For several years China and its military have been accused of masterminding systematic targeting of organizations throughout the world in a sophisticated hacking campaign. Their goal is obvious: to siphon research and development from Western companies to further China’s economic, military, and social agendas. Yet for all the brouhaha there has yet to be concrete evidence that proves China is indeed behind all this – due, in part, to the difficulty in tracking the attacks to a specific person, group or country.
That may have changed with a 74-page research report released last week by security firm Mandiant, which offers compelling evidence of China’s involvement. At the heart of Mandiant’s evidence are statistically heavy assertions that a vast number of the attacks lead back to systems in China, and, more specifically, to four large computer networks in Shanghai. Two of these four networks reside within the Pudong New Area of Shanghai, which houses China’s People’s Liberation Army (PLA’s) Unit 61398.

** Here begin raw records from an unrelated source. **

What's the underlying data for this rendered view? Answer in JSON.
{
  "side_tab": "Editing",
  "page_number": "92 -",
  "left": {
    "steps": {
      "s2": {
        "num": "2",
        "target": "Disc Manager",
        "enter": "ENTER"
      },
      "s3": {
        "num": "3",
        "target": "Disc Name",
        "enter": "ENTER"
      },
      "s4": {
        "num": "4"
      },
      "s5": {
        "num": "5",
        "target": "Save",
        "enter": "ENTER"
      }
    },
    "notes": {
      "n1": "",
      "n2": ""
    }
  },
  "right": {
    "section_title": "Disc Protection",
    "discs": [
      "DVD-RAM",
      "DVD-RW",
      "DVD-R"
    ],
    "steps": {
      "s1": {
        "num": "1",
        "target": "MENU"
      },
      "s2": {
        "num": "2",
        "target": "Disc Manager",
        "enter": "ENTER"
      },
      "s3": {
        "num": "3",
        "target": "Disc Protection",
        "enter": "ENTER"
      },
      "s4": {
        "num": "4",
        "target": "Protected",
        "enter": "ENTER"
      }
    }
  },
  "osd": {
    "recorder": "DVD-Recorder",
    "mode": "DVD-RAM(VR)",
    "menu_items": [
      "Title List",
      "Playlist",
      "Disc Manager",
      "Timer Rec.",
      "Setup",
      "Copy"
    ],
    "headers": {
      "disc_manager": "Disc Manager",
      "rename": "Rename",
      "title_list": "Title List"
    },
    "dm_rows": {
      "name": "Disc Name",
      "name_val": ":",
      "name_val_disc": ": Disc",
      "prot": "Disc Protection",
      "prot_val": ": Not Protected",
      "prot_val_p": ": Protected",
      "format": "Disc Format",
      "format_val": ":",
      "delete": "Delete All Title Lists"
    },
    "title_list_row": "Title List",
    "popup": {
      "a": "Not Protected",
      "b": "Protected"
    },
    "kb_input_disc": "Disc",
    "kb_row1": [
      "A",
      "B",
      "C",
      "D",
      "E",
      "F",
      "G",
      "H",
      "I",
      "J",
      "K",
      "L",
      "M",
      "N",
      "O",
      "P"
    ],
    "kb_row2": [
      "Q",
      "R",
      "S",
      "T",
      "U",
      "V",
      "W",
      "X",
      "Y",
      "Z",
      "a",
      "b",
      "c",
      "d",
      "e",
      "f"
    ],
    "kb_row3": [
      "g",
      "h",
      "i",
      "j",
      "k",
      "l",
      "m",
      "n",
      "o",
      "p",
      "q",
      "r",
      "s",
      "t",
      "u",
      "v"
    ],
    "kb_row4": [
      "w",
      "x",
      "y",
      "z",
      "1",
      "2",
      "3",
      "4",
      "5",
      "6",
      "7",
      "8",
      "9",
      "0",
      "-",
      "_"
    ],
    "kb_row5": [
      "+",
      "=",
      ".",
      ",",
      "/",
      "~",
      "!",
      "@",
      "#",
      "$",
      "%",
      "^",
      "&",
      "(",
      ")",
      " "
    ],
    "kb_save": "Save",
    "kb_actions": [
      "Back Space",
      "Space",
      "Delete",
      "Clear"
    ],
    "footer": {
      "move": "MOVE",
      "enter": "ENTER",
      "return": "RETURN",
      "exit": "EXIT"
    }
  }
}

Mandiant fingers Unit 61398 as being part of a cyber-arm of the Chinese military. If you thought it hard to believe that Bin Laden could have holed up for years next door to the equivalent of Pakistan’s West Point without its military being aware, you’d probably find it even harder to believe China’s military would have remained ignorant of a sophisticated, multi-year, enterprise-wide hacking spree happening right under the nose of one of the most “big brother” regimes in history. More likely is that the Chinese government is behind Unit 61398 and has set it loose on a massive technology transfer program.
Madiant’s accusations aren’t based solely on Unit 61398’s physical location. A computer attacker can cover his tracks and hop through numerous countries and networks until reaching his final destination. Think of it as digital money laundering, with the perpetrator cleansing his path to the target to make it difficult, if not impossible, to trace. Fortunately there are other clues. The hackers have coded attacks based on Chinese language computer systems. It would be extremely difficult for a non-Chinese actor, such as a rogue hacker group in another country or foreign government, to employ the number of Chinese reading and writing hackers as Mandiant claims are behind these attacks.
While the report provides the most concrete public assessment to date as to China’s involvement in widespread computer attacks, it also raises questions — not concerning who was behind the attacks or what they did after successfully breaching computer networks, but how these attackers were able to compromise some of the most important organizations in the world, including Apple, Google, Coca-Cola, Lockheed-Martin, and The New York Times.
In the computer security industry we are good at saying what the bad guys do once they get in but rarely can we say how they got in. The Mandiant report offers some data on how companies were targeted and compromised – mostly via malicious email attachments and vague references to Web-based attacks. These kinds of attacks are so simple, though, that you really don’t need state sponsorship. What they really do is point out just how porous our computer security is.
The trick, these attackers knew, was to craft email to victims to make it look like the messages came from trusted sources like bosses or colleagues. You’ve likely received “phish” attacks that try to trick you into clicking on a link or an attachment, but bad grammar or spelling or crappy images tipped you off that these email weren’t kosher. If you fell for it, you might download malware that could do any number of things to your computer: turn it into a spam bot, siphon information from your hard drive, trash your system, and the like. Now imagine what would happen if you received a regular, run-of-the-mill email from your boss telling you to look at sales figures. You’d have no reason to question its authenticity.
That’s what happened with employees at Apple, Coca-Cola, and the others. And if they are vulnerable, then so are you. If you run a startup or small business, I’m afraid you are probably living by the credo “security by obscurity.” Unlike, say, Apple, you may not feel like you have anything worth stealing. Perhaps that’s true, but unless you instigate some basic security protocols and defenses of your own, you could easily find your hard-earned intellectual property ending up in the hands of foreign spies or a nefarious competitor.
In the case of Chinese hackers the email attachments were typically compressed zip archives that contained executable programs, which sometimes appeared, based on the programs icon file image, to be Adobe Reader documents. Once a victim opened and executed the PDF attachment, game over. The victim had just given these attackers remote access to do as they pleased.
There is nothing new about this. In the 1990s, this style of attack was so prolific it forced Microsoft to rewire its Outlook email program to disallow the receiving of executable attachments by default. While Outlook can still receive executable attachments within compressed zip files, security best practice dictates that companies deny inbound executable attachments, even when they are within compressed zip files. This is something that even popular email services such as Google’s Gmail do by default.
If Mandiant’s data and conclusions are accurate, some of the most important organizations within the United States and elsewhere fell victim to the Chinese military, because they failed to implement 1990’s security best practices on email attachment. I don’t want to blame the victims, but that’s like trying to protect a bank vault with a bicycle lock.
No doubt China, like other modern nations, has talented hackers and sophisticated attack tools that are not mentioned in this Mandiant report. It is also safe to say that Mandiant, by releasing this report, has unleashed a tidal wave of organizational review within the Chinese military that will lead to improved capabilities and operational safeguards.
In other words, Chinese hackers will only get better. But will our computer security follow suit?
[Image courtesy Nat W]